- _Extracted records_
◆ ◆ ◆ ◆ ◆

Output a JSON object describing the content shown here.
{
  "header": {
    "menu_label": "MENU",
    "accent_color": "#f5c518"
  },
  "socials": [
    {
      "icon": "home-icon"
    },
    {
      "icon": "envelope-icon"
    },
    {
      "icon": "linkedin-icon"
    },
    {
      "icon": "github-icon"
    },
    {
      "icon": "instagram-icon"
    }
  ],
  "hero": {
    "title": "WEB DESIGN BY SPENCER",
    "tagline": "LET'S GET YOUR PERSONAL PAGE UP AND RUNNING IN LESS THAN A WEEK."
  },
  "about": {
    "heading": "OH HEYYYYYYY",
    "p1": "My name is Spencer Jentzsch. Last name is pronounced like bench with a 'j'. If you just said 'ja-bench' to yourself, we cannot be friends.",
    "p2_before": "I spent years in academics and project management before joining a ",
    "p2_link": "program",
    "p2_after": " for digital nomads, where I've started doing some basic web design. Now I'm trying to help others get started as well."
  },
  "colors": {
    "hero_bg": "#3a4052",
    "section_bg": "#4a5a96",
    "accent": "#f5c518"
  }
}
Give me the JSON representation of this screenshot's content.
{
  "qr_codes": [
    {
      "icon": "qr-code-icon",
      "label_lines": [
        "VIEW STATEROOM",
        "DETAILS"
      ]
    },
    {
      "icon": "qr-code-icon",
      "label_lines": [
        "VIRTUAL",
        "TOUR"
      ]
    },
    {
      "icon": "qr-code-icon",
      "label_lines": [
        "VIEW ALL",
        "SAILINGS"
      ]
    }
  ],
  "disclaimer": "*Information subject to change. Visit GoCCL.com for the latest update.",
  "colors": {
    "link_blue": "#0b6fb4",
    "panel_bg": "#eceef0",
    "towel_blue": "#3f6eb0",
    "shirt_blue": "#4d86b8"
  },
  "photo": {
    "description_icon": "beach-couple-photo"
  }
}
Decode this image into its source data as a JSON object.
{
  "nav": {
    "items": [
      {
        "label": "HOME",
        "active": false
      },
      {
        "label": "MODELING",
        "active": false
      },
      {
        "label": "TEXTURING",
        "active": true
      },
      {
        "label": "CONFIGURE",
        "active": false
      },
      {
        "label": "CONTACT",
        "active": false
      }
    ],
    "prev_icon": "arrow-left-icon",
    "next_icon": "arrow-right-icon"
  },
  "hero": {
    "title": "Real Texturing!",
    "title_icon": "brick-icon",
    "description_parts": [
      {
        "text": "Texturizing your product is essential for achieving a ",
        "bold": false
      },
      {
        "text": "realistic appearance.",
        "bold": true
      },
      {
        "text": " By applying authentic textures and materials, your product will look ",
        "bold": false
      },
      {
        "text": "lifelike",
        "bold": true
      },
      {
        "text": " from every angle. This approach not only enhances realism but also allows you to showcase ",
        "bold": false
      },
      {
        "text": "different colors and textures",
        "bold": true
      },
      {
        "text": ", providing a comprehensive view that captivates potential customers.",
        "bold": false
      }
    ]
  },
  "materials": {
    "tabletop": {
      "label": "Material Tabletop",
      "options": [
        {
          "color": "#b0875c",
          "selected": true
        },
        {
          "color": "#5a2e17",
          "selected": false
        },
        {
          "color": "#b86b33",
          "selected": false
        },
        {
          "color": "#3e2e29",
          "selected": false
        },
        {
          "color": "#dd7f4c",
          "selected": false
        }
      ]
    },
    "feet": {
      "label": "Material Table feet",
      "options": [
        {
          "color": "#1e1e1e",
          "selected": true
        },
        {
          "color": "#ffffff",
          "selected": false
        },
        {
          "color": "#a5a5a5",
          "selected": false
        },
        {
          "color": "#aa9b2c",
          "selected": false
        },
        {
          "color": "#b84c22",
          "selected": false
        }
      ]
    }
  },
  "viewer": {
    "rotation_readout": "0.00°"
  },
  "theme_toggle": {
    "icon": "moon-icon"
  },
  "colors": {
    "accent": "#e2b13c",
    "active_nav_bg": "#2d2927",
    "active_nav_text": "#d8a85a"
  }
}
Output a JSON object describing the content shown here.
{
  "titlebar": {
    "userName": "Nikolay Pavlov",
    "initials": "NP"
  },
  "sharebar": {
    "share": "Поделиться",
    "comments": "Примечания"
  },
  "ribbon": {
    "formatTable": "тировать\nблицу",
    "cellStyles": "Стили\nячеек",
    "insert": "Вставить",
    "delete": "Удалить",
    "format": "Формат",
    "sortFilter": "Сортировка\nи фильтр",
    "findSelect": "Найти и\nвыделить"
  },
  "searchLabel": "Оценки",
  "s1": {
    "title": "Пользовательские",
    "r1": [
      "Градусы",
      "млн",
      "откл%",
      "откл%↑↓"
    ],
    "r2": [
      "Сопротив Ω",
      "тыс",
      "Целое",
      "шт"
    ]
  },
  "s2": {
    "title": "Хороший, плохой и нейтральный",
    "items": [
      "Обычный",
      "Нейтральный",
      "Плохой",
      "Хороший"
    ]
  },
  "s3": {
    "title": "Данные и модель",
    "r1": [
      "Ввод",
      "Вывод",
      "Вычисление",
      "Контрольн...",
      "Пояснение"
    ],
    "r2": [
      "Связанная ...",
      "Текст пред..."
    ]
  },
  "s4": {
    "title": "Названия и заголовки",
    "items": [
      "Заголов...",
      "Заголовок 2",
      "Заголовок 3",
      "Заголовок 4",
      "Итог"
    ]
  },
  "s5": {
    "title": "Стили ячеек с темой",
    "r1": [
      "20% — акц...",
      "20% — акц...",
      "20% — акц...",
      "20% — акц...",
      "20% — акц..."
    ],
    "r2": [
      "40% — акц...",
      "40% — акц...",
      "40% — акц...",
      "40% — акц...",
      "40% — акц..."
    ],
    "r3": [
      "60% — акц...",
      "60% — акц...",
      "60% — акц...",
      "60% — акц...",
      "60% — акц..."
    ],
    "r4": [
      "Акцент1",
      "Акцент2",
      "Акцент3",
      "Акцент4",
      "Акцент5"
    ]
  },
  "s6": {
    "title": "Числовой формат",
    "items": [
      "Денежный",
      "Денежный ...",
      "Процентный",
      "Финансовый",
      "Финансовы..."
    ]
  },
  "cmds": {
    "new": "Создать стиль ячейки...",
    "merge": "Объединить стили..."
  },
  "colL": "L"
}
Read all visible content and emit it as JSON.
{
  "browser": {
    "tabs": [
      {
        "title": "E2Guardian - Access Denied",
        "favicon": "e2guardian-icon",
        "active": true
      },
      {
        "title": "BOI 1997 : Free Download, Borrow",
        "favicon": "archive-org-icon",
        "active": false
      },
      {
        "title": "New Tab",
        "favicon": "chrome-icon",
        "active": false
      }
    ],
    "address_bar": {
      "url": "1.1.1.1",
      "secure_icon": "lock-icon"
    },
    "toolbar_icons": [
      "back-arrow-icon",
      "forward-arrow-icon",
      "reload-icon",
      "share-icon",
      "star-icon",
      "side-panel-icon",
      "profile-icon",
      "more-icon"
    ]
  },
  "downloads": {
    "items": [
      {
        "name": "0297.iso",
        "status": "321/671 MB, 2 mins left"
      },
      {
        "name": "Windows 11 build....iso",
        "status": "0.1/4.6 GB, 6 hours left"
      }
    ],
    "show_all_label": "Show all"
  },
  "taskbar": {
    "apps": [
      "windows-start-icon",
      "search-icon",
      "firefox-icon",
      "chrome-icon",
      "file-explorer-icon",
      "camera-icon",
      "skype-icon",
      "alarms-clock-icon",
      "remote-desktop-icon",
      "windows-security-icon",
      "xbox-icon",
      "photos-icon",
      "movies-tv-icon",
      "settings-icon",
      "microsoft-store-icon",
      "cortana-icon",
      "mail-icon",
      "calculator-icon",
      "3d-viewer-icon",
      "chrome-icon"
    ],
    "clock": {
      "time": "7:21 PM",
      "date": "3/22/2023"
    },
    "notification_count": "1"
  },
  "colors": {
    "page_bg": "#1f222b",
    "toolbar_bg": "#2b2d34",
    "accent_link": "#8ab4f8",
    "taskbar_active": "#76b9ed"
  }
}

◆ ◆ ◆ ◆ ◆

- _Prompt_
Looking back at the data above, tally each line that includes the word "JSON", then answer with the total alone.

- _Exercise response_
5